I think these are ethical issues that would be interesting to debate.  You have most patients too willing to give up their freedom because they think an expert knows what's best for them, and you have the expert who forces his will on the people.

In an eerie way, this sounds Orwellian.  In an eerie way, it sounds too much like what is going on in Washington.  It seems we have experts in Washington (from both parties) who think they know what's best for us, and they make rules (laws) for us to follow (like that our tax money goes for things we don't approve), and then they force us to comply (strip another freedom).  And because many of us don't know any better, we "assume" these experts know what they're doing -- yet most of the time they don't.

So at what point are we too willing to give up freedom?  I think the answer to that is when we are ignorant. Ignorance breeds fear, and fear makes us eager to give up freedom.  The solution to this is education.  I think everyone should be taught about health care in school.  Everyone should know about what we do in the hospital.
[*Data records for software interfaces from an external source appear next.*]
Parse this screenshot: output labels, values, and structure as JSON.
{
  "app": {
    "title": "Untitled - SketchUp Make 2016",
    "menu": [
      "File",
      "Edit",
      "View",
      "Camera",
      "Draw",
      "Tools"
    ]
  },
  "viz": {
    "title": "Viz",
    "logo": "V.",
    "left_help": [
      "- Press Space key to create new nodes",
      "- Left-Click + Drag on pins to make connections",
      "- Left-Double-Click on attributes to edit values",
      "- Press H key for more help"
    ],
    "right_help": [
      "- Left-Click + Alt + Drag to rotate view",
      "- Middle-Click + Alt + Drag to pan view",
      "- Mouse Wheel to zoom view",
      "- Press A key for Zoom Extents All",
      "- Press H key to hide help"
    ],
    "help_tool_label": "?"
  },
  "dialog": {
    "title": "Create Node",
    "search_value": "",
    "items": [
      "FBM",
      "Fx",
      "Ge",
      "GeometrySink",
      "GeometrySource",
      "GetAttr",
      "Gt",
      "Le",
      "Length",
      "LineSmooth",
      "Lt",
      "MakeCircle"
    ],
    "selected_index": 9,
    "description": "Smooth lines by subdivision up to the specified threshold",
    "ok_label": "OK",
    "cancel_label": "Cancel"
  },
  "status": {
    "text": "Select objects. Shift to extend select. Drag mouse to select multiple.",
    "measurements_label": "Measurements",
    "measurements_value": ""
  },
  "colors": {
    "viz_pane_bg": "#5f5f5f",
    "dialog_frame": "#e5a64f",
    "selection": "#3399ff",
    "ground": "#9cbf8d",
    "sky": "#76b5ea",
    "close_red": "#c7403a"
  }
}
Yet if we kept educated the masses, then politicians would lose control, and big businesses wouldn't sell so many products, and hospitals wouldn't be as busy, and they'd all lose profits.  Since this is a money driven world, perhaps money is what drives our ignorance and fear.  The powers that be -- the elites among us -- want us to remain ignorant.




Anonymous said...

Yes--hugely scary. But the patient doesn't have the medical knowledge.
If, for example, I were in the hospital with pneumonia, and a breathing treatment were ordered, what do I say?
"This blogger who is an RT--not in this hospital--and, no, I never even met him--says it isn't necessary"?
And do I second guess every other medical decision?
Although I totally agree with you that giving up personal freedom is scary, in this case, I have no idea what the solution may be.

Unknown said...

in two of those cases, the patients are very close to or, are in a state of hypoxia; in which case they may not or cannot make a rational decision for themselves.

Rick Frea said...

You both make valid points, which is shy so many RTs become frustrated and apathetic. We have the facts on our side, yet we are put on the defense. I wrote a neat post about it here if you care to read it.

Rick Frea said...

That's why not shy.